1. This is a reference by the Sessions Judge, Mehsana, arising out of an application (Ex. 15) made by the original complainant in a case before the J.M.F.C. Kadi, under Sections 504 and 506(1), Indian Penal Code, praying that two witnesses not named in the original complaint should be summoned and examined as witnesses for the complainant in place of two persons named in the original complaint. This application was rejected by the learned Magistrate, who thought that as the complainant had mentioned the names of only two witnesses in his complaint as having been present at the time of the alleged offence, he should not be allowed to examine two different persons not named in the original complaint as eye-witnesses. On this ground, he dismissed the application. The learned Sessions Judge, however, feels that the Magistrate erred in doing so. The learned Sessions Judge is of the view that witnesses not named in the original complaint can be summoned and examined in the interest of justice, although the names had not been mentioned by the complainant in the list submitted by him under Section 204(1-A), Cr. P.C. For taking this view, he relied on Nizam Ali v. Wazir, 1960 Cr Lj 881 : AIR I960 All 443. It is a decision of a Single Judge of the Allahabad High Court. In that case it was held:

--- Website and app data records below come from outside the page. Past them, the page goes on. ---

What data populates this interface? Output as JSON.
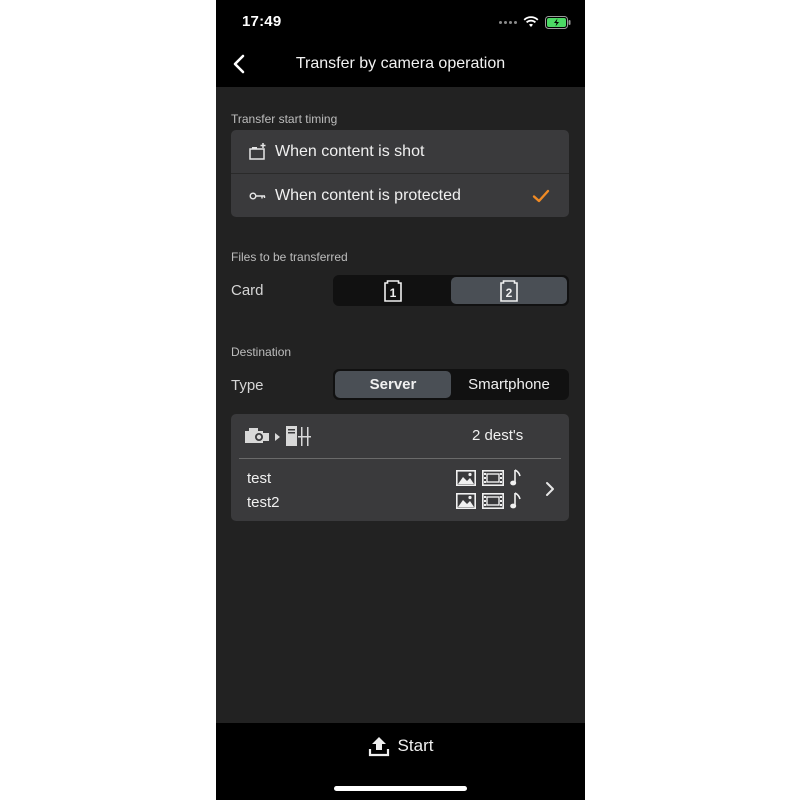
{
  "status_bar": {
    "time": "17:49"
  },
  "nav": {
    "title": "Transfer by camera operation"
  },
  "transfer_timing": {
    "section_label": "Transfer start timing",
    "options": [
      {
        "label": "When content is shot",
        "icon": "shoot-icon",
        "selected": false
      },
      {
        "label": "When content is protected",
        "icon": "key-icon",
        "selected": true
      }
    ]
  },
  "files": {
    "section_label": "Files to be transferred",
    "card_label": "Card",
    "card_options": [
      {
        "label": "1",
        "icon": "card-slot-1-icon",
        "selected": false
      },
      {
        "label": "2",
        "icon": "card-slot-2-icon",
        "selected": true
      }
    ]
  },
  "destination": {
    "section_label": "Destination",
    "type_label": "Type",
    "type_options": [
      {
        "label": "Server",
        "selected": true
      },
      {
        "label": "Smartphone",
        "selected": false
      }
    ],
    "count": "2 dest's",
    "items": [
      {
        "name": "test"
      },
      {
        "name": "test2"
      }
    ]
  },
  "footer": {
    "start_label": "Start"
  },
  "colors": {
    "accent": "#f08a24",
    "background": "#222222",
    "bar": "#000000",
    "cell": "#3a3a3c"
  }
}
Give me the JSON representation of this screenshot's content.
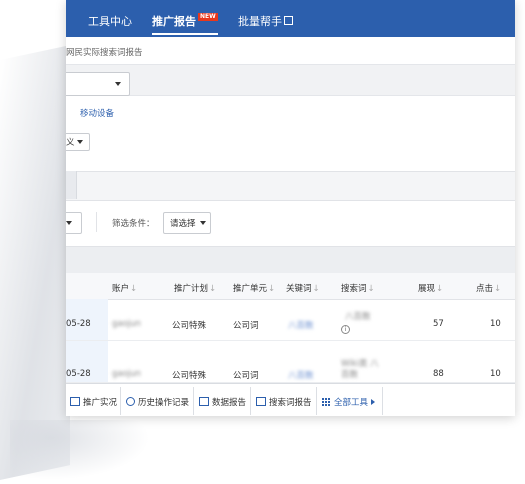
{
  "nav": {
    "tools": "工具中心",
    "report": "推广报告",
    "badge": "NEW",
    "batch": "批量帮手"
  },
  "description": "网民实际搜索词报告",
  "filters": {
    "mobile_device": "移动设备",
    "select_partial": "义",
    "condition_label": "筛选条件：",
    "condition_value": "请选择"
  },
  "table": {
    "headers": {
      "account": "账户",
      "plan": "推广计划",
      "unit": "推广单元",
      "keyword": "关键词",
      "search_term": "搜索词",
      "impressions": "展现",
      "clicks": "点击"
    },
    "rows": [
      {
        "date": "05-28",
        "account": "gaojun",
        "plan": "公司特殊",
        "unit": "公司词",
        "keyword": "八百数",
        "search_term": "八百数",
        "impressions": "57",
        "clicks": "10"
      },
      {
        "date": "05-28",
        "account": "gaojun",
        "plan": "公司特殊",
        "unit": "公司词",
        "keyword": "八百数",
        "search_term": "Wiki类 八百数",
        "impressions": "88",
        "clicks": "10"
      }
    ]
  },
  "toolbar": {
    "promo_status": "推广实况",
    "history": "历史操作记录",
    "data_report": "数据报告",
    "search_report": "搜索词报告",
    "all_tools": "全部工具"
  },
  "colors": {
    "brand_blue": "#2c5fad",
    "badge_red": "#e8381d"
  }
}
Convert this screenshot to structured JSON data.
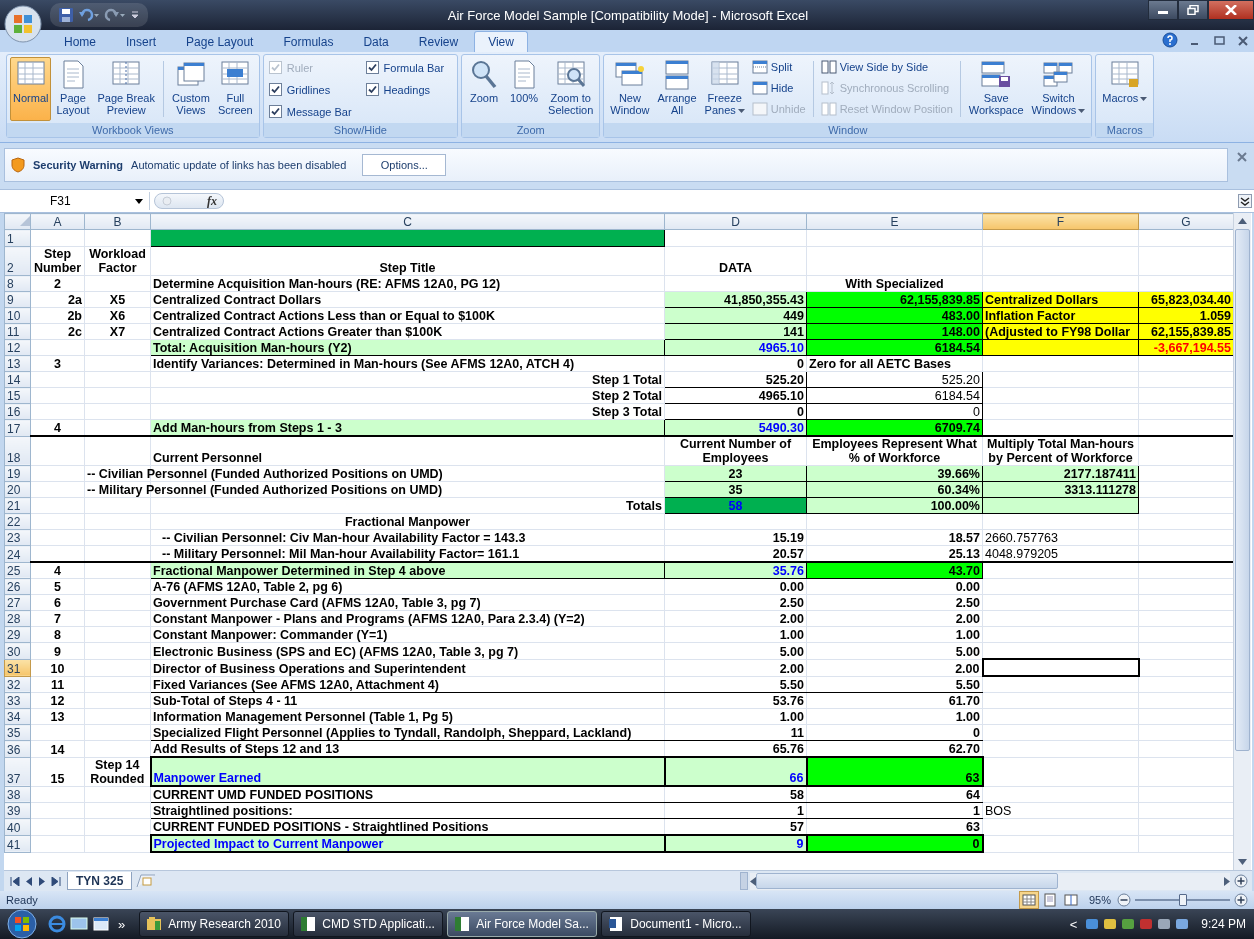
{
  "window": {
    "title": "Air Force Model Sample  [Compatibility Mode] - Microsoft Excel"
  },
  "ribbon_tabs": [
    {
      "label": "Home",
      "selected": false
    },
    {
      "label": "Insert",
      "selected": false
    },
    {
      "label": "Page Layout",
      "selected": false
    },
    {
      "label": "Formulas",
      "selected": false
    },
    {
      "label": "Data",
      "selected": false
    },
    {
      "label": "Review",
      "selected": false
    },
    {
      "label": "View",
      "selected": true
    }
  ],
  "ribbon_groups": [
    {
      "title": "Workbook Views",
      "items": [
        {
          "kind": "large",
          "label": "Normal",
          "selected": true
        },
        {
          "kind": "large",
          "label": "Page\nLayout",
          "selected": false
        },
        {
          "kind": "large",
          "label": "Page Break\nPreview",
          "selected": false
        },
        {
          "kind": "separator"
        },
        {
          "kind": "large",
          "label": "Custom\nViews",
          "selected": false
        },
        {
          "kind": "large",
          "label": "Full\nScreen",
          "selected": false
        }
      ]
    },
    {
      "title": "Show/Hide",
      "items": [
        {
          "kind": "stack",
          "items": [
            {
              "kind": "check",
              "label": "Ruler",
              "checked": true,
              "disabled": true
            },
            {
              "kind": "check",
              "label": "Gridlines",
              "checked": true,
              "disabled": false
            },
            {
              "kind": "check",
              "label": "Message Bar",
              "checked": true,
              "disabled": false
            }
          ]
        },
        {
          "kind": "stack",
          "items": [
            {
              "kind": "check",
              "label": "Formula Bar",
              "checked": true,
              "disabled": false
            },
            {
              "kind": "check",
              "label": "Headings",
              "checked": true,
              "disabled": false
            }
          ]
        }
      ]
    },
    {
      "title": "Zoom",
      "items": [
        {
          "kind": "large",
          "label": "Zoom"
        },
        {
          "kind": "large",
          "label": "100%"
        },
        {
          "kind": "large",
          "label": "Zoom to\nSelection"
        }
      ]
    },
    {
      "title": "Window",
      "items": [
        {
          "kind": "large",
          "label": "New\nWindow"
        },
        {
          "kind": "large",
          "label": "Arrange\nAll"
        },
        {
          "kind": "large",
          "label": "Freeze\nPanes",
          "dropdown": true
        },
        {
          "kind": "stack",
          "items": [
            {
              "kind": "small",
              "label": "Split",
              "disabled": false
            },
            {
              "kind": "small",
              "label": "Hide",
              "disabled": false
            },
            {
              "kind": "small",
              "label": "Unhide",
              "disabled": true
            }
          ]
        },
        {
          "kind": "separator"
        },
        {
          "kind": "stack",
          "items": [
            {
              "kind": "small",
              "label": "View Side by Side",
              "disabled": false
            },
            {
              "kind": "small",
              "label": "Synchronous Scrolling",
              "disabled": true
            },
            {
              "kind": "small",
              "label": "Reset Window Position",
              "disabled": true
            }
          ]
        },
        {
          "kind": "separator"
        },
        {
          "kind": "large",
          "label": "Save\nWorkspace"
        },
        {
          "kind": "large",
          "label": "Switch\nWindows",
          "dropdown": true
        }
      ]
    },
    {
      "title": "Macros",
      "items": [
        {
          "kind": "large",
          "label": "Macros",
          "dropdown": true
        }
      ]
    }
  ],
  "message_bar": {
    "title": "Security Warning",
    "text": "Automatic update of links has been disabled",
    "button": "Options..."
  },
  "formula_bar": {
    "name_box": "F31",
    "function_label": "fx"
  },
  "sheet": {
    "columns": [
      {
        "label": "A",
        "selected": false
      },
      {
        "label": "B",
        "selected": false
      },
      {
        "label": "C",
        "selected": false
      },
      {
        "label": "D",
        "selected": false
      },
      {
        "label": "E",
        "selected": false
      },
      {
        "label": "F",
        "selected": true
      },
      {
        "label": "G",
        "selected": false
      }
    ],
    "rows": [
      {
        "label": "1",
        "selected": false,
        "C": {
          "color": "#00b050"
        }
      },
      {
        "label": "2",
        "selected": false,
        "A": {
          "text": "Step Number",
          "kind": "heading"
        },
        "B": {
          "text": "Workload Factor",
          "kind": "heading"
        },
        "C": {
          "text": "Step Title",
          "kind": "heading"
        },
        "D": {
          "text": "DATA",
          "kind": "heading"
        }
      },
      {
        "label": "8",
        "selected": false,
        "A": {
          "text": "2",
          "kind": "heading"
        },
        "C": {
          "text": "Determine Acquisition Man-hours (RE:  AFMS 12A0, PG 12)",
          "kind": "label"
        },
        "E": {
          "text": "With Specialized",
          "kind": "heading"
        }
      },
      {
        "label": "9",
        "selected": false,
        "A": {
          "text": "2a",
          "kind": "number"
        },
        "B": {
          "text": "X5",
          "kind": "heading"
        },
        "C": {
          "text": "Centralized Contract Dollars",
          "kind": "label"
        },
        "D": {
          "text": "41,850,355.43",
          "kind": "number",
          "color": "#ccffcc"
        },
        "E": {
          "text": "62,155,839.85",
          "kind": "number",
          "color": "#00ff00"
        },
        "F": {
          "text": "Centralized Dollars",
          "kind": "label",
          "color": "#ffff00"
        },
        "G": {
          "text": "65,823,034.40",
          "kind": "number",
          "color": "#ffff00"
        }
      },
      {
        "label": "10",
        "selected": false,
        "A": {
          "text": "2b",
          "kind": "number"
        },
        "B": {
          "text": "X6",
          "kind": "heading"
        },
        "C": {
          "text": "Centralized Contract Actions Less than or Equal to $100K",
          "kind": "label"
        },
        "D": {
          "text": "449",
          "kind": "number",
          "color": "#ccffcc"
        },
        "E": {
          "text": "483.00",
          "kind": "number",
          "color": "#00ff00"
        },
        "F": {
          "text": "Inflation Factor",
          "kind": "label",
          "color": "#ffff00"
        },
        "G": {
          "text": "1.059",
          "kind": "number",
          "color": "#ffff00"
        }
      },
      {
        "label": "11",
        "selected": false,
        "A": {
          "text": "2c",
          "kind": "number"
        },
        "B": {
          "text": "X7",
          "kind": "heading"
        },
        "C": {
          "text": "Centralized Contract Actions Greater than $100K",
          "kind": "label"
        },
        "D": {
          "text": "141",
          "kind": "number",
          "color": "#ccffcc"
        },
        "E": {
          "text": "148.00",
          "kind": "number",
          "color": "#00ff00"
        },
        "F": {
          "text": "(Adjusted to FY98 Dollar",
          "kind": "label",
          "color": "#ffff00"
        },
        "G": {
          "text": "62,155,839.85",
          "kind": "number",
          "color": "#ffff00"
        }
      },
      {
        "label": "12",
        "selected": false,
        "C": {
          "text": "Total:  Acquisition Man-hours (Y2)",
          "kind": "label",
          "color": "#ccffcc"
        },
        "D": {
          "text": "4965.10",
          "kind": "number",
          "color": "#ccffcc",
          "ink": {
            "color": "#0000ff"
          }
        },
        "E": {
          "text": "6184.54",
          "kind": "number",
          "color": "#00ff00"
        },
        "F": {
          "color": "#ffff00"
        },
        "G": {
          "text": "-3,667,194.55",
          "kind": "number",
          "color": "#ffff00",
          "ink": {
            "color": "#ff0000"
          }
        }
      },
      {
        "label": "13",
        "selected": false,
        "A": {
          "text": "3",
          "kind": "heading"
        },
        "C": {
          "text": "Identify Variances:  Determined in Man-hours (See AFMS 12A0, ATCH 4)",
          "kind": "label"
        },
        "D": {
          "text": "0",
          "kind": "number"
        },
        "E": {
          "text": "Zero for all AETC Bases",
          "kind": "label"
        }
      },
      {
        "label": "14",
        "selected": false,
        "C": {
          "text": "Step 1 Total",
          "kind": "number"
        },
        "D": {
          "text": "525.20",
          "kind": "number",
          "boxed": true
        },
        "E": {
          "text": "525.20",
          "kind": "value",
          "boxed": true
        }
      },
      {
        "label": "15",
        "selected": false,
        "C": {
          "text": "Step 2 Total",
          "kind": "number"
        },
        "D": {
          "text": "4965.10",
          "kind": "number",
          "boxed": true
        },
        "E": {
          "text": "6184.54",
          "kind": "value",
          "boxed": true
        }
      },
      {
        "label": "16",
        "selected": false,
        "C": {
          "text": "Step 3 Total",
          "kind": "number"
        },
        "D": {
          "text": "0",
          "kind": "number",
          "boxed": true
        },
        "E": {
          "text": "0",
          "kind": "value",
          "boxed": true
        }
      },
      {
        "label": "17",
        "selected": false,
        "rule_below": true,
        "A": {
          "text": "4",
          "kind": "heading"
        },
        "C": {
          "text": "Add Man-hours from Steps 1 - 3",
          "kind": "label",
          "color": "#ccffcc"
        },
        "D": {
          "text": "5490.30",
          "kind": "number",
          "color": "#ccffcc",
          "ink": {
            "color": "#0000ff"
          }
        },
        "E": {
          "text": "6709.74",
          "kind": "number",
          "color": "#00ff00"
        }
      },
      {
        "label": "18",
        "selected": false,
        "C": {
          "text": "Current Personnel",
          "kind": "label"
        },
        "D": {
          "text": "Current Number of Employees",
          "kind": "heading"
        },
        "E": {
          "text": "Employees Represent What % of Workforce",
          "kind": "heading"
        },
        "F": {
          "text": "Multiply Total Man-hours by Percent of Workforce",
          "kind": "heading"
        }
      },
      {
        "label": "19",
        "selected": false,
        "B": {
          "text": "-- Civilian Personnel  (Funded Authorized Positions on UMD)",
          "kind": "label"
        },
        "D": {
          "text": "23",
          "kind": "heading",
          "color": "#ccffcc"
        },
        "E": {
          "text": "39.66%",
          "kind": "number",
          "color": "#ccffcc"
        },
        "F": {
          "text": "2177.187411",
          "kind": "number",
          "color": "#ccffcc"
        }
      },
      {
        "label": "20",
        "selected": false,
        "B": {
          "text": "-- Military Personnel  (Funded Authorized Positions on UMD)",
          "kind": "label"
        },
        "D": {
          "text": "35",
          "kind": "heading",
          "color": "#ccffcc"
        },
        "E": {
          "text": "60.34%",
          "kind": "number",
          "color": "#ccffcc"
        },
        "F": {
          "text": "3313.111278",
          "kind": "number",
          "color": "#ccffcc"
        }
      },
      {
        "label": "21",
        "selected": false,
        "C": {
          "text": "Totals",
          "kind": "number"
        },
        "D": {
          "text": "58",
          "kind": "heading",
          "color": "#00b050",
          "ink": {
            "color": "#0000ff"
          }
        },
        "E": {
          "text": "100.00%",
          "kind": "number",
          "color": "#ccffcc"
        },
        "F": {
          "color": "#ccffcc"
        }
      },
      {
        "label": "22",
        "selected": false,
        "C": {
          "text": "Fractional Manpower",
          "kind": "heading"
        }
      },
      {
        "label": "23",
        "selected": false,
        "C": {
          "text": "-- Civilian Personnel:  Civ Man-hour Availability Factor = 143.3",
          "kind": "indented"
        },
        "D": {
          "text": "15.19",
          "kind": "number"
        },
        "E": {
          "text": "18.57",
          "kind": "number"
        },
        "F": {
          "text": "2660.757763",
          "kind": "note"
        }
      },
      {
        "label": "24",
        "selected": false,
        "rule_below": true,
        "C": {
          "text": "-- Military Personnel:  Mil Man-hour Availability Factor= 161.1",
          "kind": "indented"
        },
        "D": {
          "text": "20.57",
          "kind": "number"
        },
        "E": {
          "text": "25.13",
          "kind": "number"
        },
        "F": {
          "text": "4048.979205",
          "kind": "note"
        }
      },
      {
        "label": "25",
        "selected": false,
        "A": {
          "text": "4",
          "kind": "heading"
        },
        "C": {
          "text": "Fractional Manpower Determined in Step 4 above",
          "kind": "label",
          "color": "#ccffcc"
        },
        "D": {
          "text": "35.76",
          "kind": "number",
          "color": "#ccffcc",
          "ink": {
            "color": "#0000ff"
          }
        },
        "E": {
          "text": "43.70",
          "kind": "number",
          "color": "#00ff00"
        }
      },
      {
        "label": "26",
        "selected": false,
        "A": {
          "text": "5",
          "kind": "heading"
        },
        "C": {
          "text": "A-76 (AFMS 12A0, Table 2, pg 6)",
          "kind": "label"
        },
        "D": {
          "text": "0.00",
          "kind": "number"
        },
        "E": {
          "text": "0.00",
          "kind": "number"
        }
      },
      {
        "label": "27",
        "selected": false,
        "A": {
          "text": "6",
          "kind": "heading"
        },
        "C": {
          "text": "Government Purchase Card (AFMS 12A0, Table 3, pg 7)",
          "kind": "label"
        },
        "D": {
          "text": "2.50",
          "kind": "number"
        },
        "E": {
          "text": "2.50",
          "kind": "number"
        }
      },
      {
        "label": "28",
        "selected": false,
        "A": {
          "text": "7",
          "kind": "heading"
        },
        "C": {
          "text": "Constant Manpower - Plans and Programs (AFMS 12A0, Para 2.3.4)  (Y=2)",
          "kind": "label"
        },
        "D": {
          "text": "2.00",
          "kind": "number"
        },
        "E": {
          "text": "2.00",
          "kind": "number"
        }
      },
      {
        "label": "29",
        "selected": false,
        "A": {
          "text": "8",
          "kind": "heading"
        },
        "C": {
          "text": "Constant Manpower:  Commander (Y=1)",
          "kind": "label"
        },
        "D": {
          "text": "1.00",
          "kind": "number"
        },
        "E": {
          "text": "1.00",
          "kind": "number"
        }
      },
      {
        "label": "30",
        "selected": false,
        "A": {
          "text": "9",
          "kind": "heading"
        },
        "C": {
          "text": "Electronic Business (SPS and EC) (AFMS 12A0, Table 3, pg 7)",
          "kind": "label"
        },
        "D": {
          "text": "5.00",
          "kind": "number"
        },
        "E": {
          "text": "5.00",
          "kind": "number"
        }
      },
      {
        "label": "31",
        "selected": true,
        "A": {
          "text": "10",
          "kind": "heading"
        },
        "C": {
          "text": "Director of Business Operations and Superintendent",
          "kind": "label"
        },
        "D": {
          "text": "2.00",
          "kind": "number"
        },
        "E": {
          "text": "2.00",
          "kind": "number"
        }
      },
      {
        "label": "32",
        "selected": false,
        "underlined": true,
        "A": {
          "text": "11",
          "kind": "heading"
        },
        "C": {
          "text": "Fixed Variances (See AFMS 12A0, Attachment 4)",
          "kind": "label"
        },
        "D": {
          "text": "5.50",
          "kind": "number"
        },
        "E": {
          "text": "5.50",
          "kind": "number"
        }
      },
      {
        "label": "33",
        "selected": false,
        "A": {
          "text": "12",
          "kind": "heading"
        },
        "C": {
          "text": "Sub-Total of Steps 4 - 11",
          "kind": "label"
        },
        "D": {
          "text": "53.76",
          "kind": "number"
        },
        "E": {
          "text": "61.70",
          "kind": "number"
        }
      },
      {
        "label": "34",
        "selected": false,
        "A": {
          "text": "13",
          "kind": "heading"
        },
        "C": {
          "text": "Information Management Personnel (Table 1, Pg 5)",
          "kind": "label"
        },
        "D": {
          "text": "1.00",
          "kind": "number"
        },
        "E": {
          "text": "1.00",
          "kind": "number"
        }
      },
      {
        "label": "35",
        "selected": false,
        "underlined": true,
        "C": {
          "text": "Specialized Flight Personnel  (Applies to Tyndall, Randolph, Sheppard, Lackland)",
          "kind": "label"
        },
        "D": {
          "text": "11",
          "kind": "number"
        },
        "E": {
          "text": "0",
          "kind": "number"
        }
      },
      {
        "label": "36",
        "selected": false,
        "A": {
          "text": "14",
          "kind": "heading"
        },
        "C": {
          "text": "Add Results of Steps 12 and 13",
          "kind": "label"
        },
        "D": {
          "text": "65.76",
          "kind": "number"
        },
        "E": {
          "text": "62.70",
          "kind": "number"
        }
      },
      {
        "label": "37",
        "selected": false,
        "A": {
          "text": "15",
          "kind": "heading"
        },
        "B": {
          "text": "Step 14 Rounded",
          "kind": "heading"
        },
        "C": {
          "text": "Manpower Earned",
          "kind": "label",
          "color": "#ccffcc",
          "thick": true,
          "ink": {
            "color": "#0000ff"
          }
        },
        "D": {
          "text": "66",
          "kind": "number",
          "color": "#ccffcc",
          "thick": true,
          "ink": {
            "color": "#0000ff"
          }
        },
        "E": {
          "text": "63",
          "kind": "number",
          "color": "#00ff00",
          "thick": true
        }
      },
      {
        "label": "38",
        "selected": false,
        "underlined": true,
        "C": {
          "text": "CURRENT UMD FUNDED POSITIONS",
          "kind": "label"
        },
        "D": {
          "text": "58",
          "kind": "number"
        },
        "E": {
          "text": "64",
          "kind": "number"
        }
      },
      {
        "label": "39",
        "selected": false,
        "underlined": true,
        "C": {
          "text": "Straightlined positions:",
          "kind": "label"
        },
        "D": {
          "text": "1",
          "kind": "number"
        },
        "E": {
          "text": "1",
          "kind": "number"
        },
        "F": {
          "text": "BOS",
          "kind": "note"
        }
      },
      {
        "label": "40",
        "selected": false,
        "C": {
          "text": "CURRENT FUNDED POSITIONS - Straightlined Positions",
          "kind": "label"
        },
        "D": {
          "text": "57",
          "kind": "number"
        },
        "E": {
          "text": "63",
          "kind": "number"
        }
      },
      {
        "label": "41",
        "selected": false,
        "C": {
          "text": "Projected Impact to Current Manpower",
          "kind": "label",
          "color": "#ccffcc",
          "thick": true,
          "ink": {
            "color": "#0000ff"
          }
        },
        "D": {
          "text": "9",
          "kind": "number",
          "color": "#ccffcc",
          "thick": true,
          "ink": {
            "color": "#0000ff"
          }
        },
        "E": {
          "text": "0",
          "kind": "number",
          "color": "#00ff00",
          "thick": true
        }
      }
    ]
  },
  "sheet_tabs": [
    {
      "label": "TYN 325",
      "selected": true
    }
  ],
  "status_bar": {
    "status": "Ready",
    "view_buttons": [
      {
        "selected": true
      },
      {
        "selected": false
      },
      {
        "selected": false
      }
    ],
    "zoom": "95%",
    "zoom_slider": {
      "level": 0.5
    }
  },
  "taskbar": {
    "overflow": "»",
    "tasks": [
      {
        "label": "Army Research 2010",
        "selected": false
      },
      {
        "label": "CMD STD Applicati...",
        "selected": false
      },
      {
        "label": "Air Force Model Sa...",
        "selected": true
      },
      {
        "label": "Document1 - Micro...",
        "selected": false
      }
    ],
    "tray_toggle": "<",
    "clock": "9:24 PM"
  }
}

If the name of any material witness was not entered in the list of witnesses submitted under Section 204(1-A) and the Magistrate is satisfied that the examination of that person is necessary in the interest of justice that witness can be summoned and examined, though, of course, the complainant should ordinarily give out the names of his witnesses before his evidence or that of his witnesses is recorded.
The Magistrates have to exercise their discretion cautiously. If they find that the summoning of a witness beyond the list was with some ulterior motive, they can decline to summon such witness and if present may refuse to record his statement. But where a request is made for the summoning of a public servant, like a Kanungo, it cannot be considered to be of a frivolous nature. The Magistrate is in the wrong in refusing to record the evidence of the Kanungo.
The learned Sessions Judge also relied on K. Somasundaram v. Gopal AIR 1958 Mad 341 : 1958 Cri LJ 904. The relevant question has also been discussed by me in State of Bombay v. Janardhan, 1960 Cri LJ 1569 : AIR 1960 Bom 513. The learned Government Pleader, the learned counsel for the complainant and learned counsel for the accused have stated that they have nothing to urge, against the view taken by me in this case. The view taken by the Madras High Court is also substantially the same. The names of prosecution witnesses must be mentioned in the list referred to in Section 204(1-A), Cri. P. C but it is open to the complainant to make an application to the Court to add additional names to the list given under Section 204(1-A), and the Court should exercise its discretion when deciding such an application. If after exercising the discretion, the Court allows new names to be added in the list under Section 204(1-A), the complainant is entitled to ask the Court to summon the additional witnesses. If 'a complainant wishes to examine witnesses not [named in the list mentioned in Section 204(1-A), Cri. P.C. he should first give an application for permission to add new names to the list given under that section and if his application is granted he should ' apply to the Court to summon such of them that are 'necessary. If an application is given by the complainant to add names to the list under Section 204(1-A), Cri. P.C. the Magistrate should pass orders according to his discretion and in the interests of justice. In this view, it is not necessary to pass any orders on the reference.